On Saturday I did in four of my chickens. They would have been 2 years old in April. Since I’ve raised them on great food, no pesticides or herbicides and no soy and they were roaming free when possible, I thought it would be a good idea to try out a couple of them. So with the help from my spanish friend Edwin we killed the four hens.
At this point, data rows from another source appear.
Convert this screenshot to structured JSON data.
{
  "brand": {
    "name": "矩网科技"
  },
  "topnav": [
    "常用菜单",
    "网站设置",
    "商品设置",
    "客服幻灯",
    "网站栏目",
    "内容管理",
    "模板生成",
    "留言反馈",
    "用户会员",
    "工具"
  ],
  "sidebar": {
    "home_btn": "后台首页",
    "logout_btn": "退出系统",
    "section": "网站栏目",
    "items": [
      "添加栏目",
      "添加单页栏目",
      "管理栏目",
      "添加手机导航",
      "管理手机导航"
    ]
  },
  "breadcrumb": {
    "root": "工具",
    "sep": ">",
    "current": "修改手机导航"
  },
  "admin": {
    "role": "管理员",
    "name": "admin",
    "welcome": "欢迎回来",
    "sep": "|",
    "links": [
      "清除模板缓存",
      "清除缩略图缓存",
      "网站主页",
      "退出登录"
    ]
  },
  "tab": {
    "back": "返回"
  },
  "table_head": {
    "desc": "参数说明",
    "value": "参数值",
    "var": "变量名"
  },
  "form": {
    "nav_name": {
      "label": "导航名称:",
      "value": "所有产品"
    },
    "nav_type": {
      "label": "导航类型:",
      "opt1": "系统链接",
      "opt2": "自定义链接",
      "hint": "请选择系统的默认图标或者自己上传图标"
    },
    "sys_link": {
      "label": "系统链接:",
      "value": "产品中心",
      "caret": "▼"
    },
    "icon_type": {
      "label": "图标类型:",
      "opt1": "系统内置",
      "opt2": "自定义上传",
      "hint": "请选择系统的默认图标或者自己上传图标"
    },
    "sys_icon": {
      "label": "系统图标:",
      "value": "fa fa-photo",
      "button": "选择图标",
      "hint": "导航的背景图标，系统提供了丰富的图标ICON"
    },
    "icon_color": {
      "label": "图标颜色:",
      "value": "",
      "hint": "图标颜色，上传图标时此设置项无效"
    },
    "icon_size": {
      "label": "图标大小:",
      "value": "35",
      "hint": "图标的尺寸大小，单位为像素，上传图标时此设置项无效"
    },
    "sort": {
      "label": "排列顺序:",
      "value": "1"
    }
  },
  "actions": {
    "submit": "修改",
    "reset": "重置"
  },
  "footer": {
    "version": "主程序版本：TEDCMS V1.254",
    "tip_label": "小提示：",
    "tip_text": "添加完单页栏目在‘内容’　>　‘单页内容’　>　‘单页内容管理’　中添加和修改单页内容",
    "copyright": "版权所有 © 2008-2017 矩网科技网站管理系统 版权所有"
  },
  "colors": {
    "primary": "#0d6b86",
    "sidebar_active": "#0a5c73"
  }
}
It totally was a learning experience. First we caught the chickens, then we tied their feet. We brought them into the woods away from the coop. Edwin took out a sharp knife. I held the chickens wings and he slit the throat, we let the chicken bleed out. It was hard because the chicken was trying to flap its wings. Then we cut it a little deeper and more blood came out. Then we cut off the chicken’s head. This was the scary part because the brain was telling the chicken to take a breath its last. The mouth opened and then closed. A really scary thought entered my mind. I just looked away. We hung the chicken from the tree to let its blood drain. We did this to the other three chickens. I think next time I will use a construction cone with the top cut off so I don’t have to hold the chicken. You really have to have the mind-set for this. After all I raised these chickens since they were babies. I talked to them, but I always told them that I would eat them someday. It was almost like they knew it too. A friend once told me that chickens have a purpose in this life. They are meant to be eaten and they know it. My husband was in the house boiling a very large pot of water to dip the chickens so we could pluck off their feathers. I must say that this was very time-consuming. In other words a lot of work. I dipped the chicken in the hot water for approximately 30 seconds and when I began to pluck, the feathers came right off. After the chickens feathers were removed we brought them into the house to rinse them off and on to the cutting board they went. This job would be better done outside, but because it was winter and we weren’t set up for it outside we took them inside. Well!, when you cut open the chicken it has a most unusual smell. Not a bad smell, but something that seems too remain in your nostrils. After it’s done you can still smell it if you think about it. Cutting open the chickens, unfortunately we found that they had eggs in them and they would still be laying not every day but every other day or so. First cut was to remove the crop. This is where the chicken stores the food. There was food there because we didn’t keep them from eating. You are supposed to keep the chicken in another pen without food for a day. We didn’t do that, so there was a lot of food in the crop. Then my husband cut between the legs carefully not to cut the intestines and so forth. Up inside the cavity you could see the eggs that were all different sizes. Interesting! He removed the organs, the liver and gizzard and the heart. We placed them in ice water. He was careful not to puncture the gall bladder and bile duct. Then he cut the chicken in half and we put that in the ice water too. I chilled one of the chickens in my refrigerator for 12 hours so I could make soup the next day. I bagged the other chickens and froze them for another time. Sunday I boiled the chicken for three hours to make chicken soup. The chicken had a wonderful clean taste. The bones were healthy looking. The soup was tasty.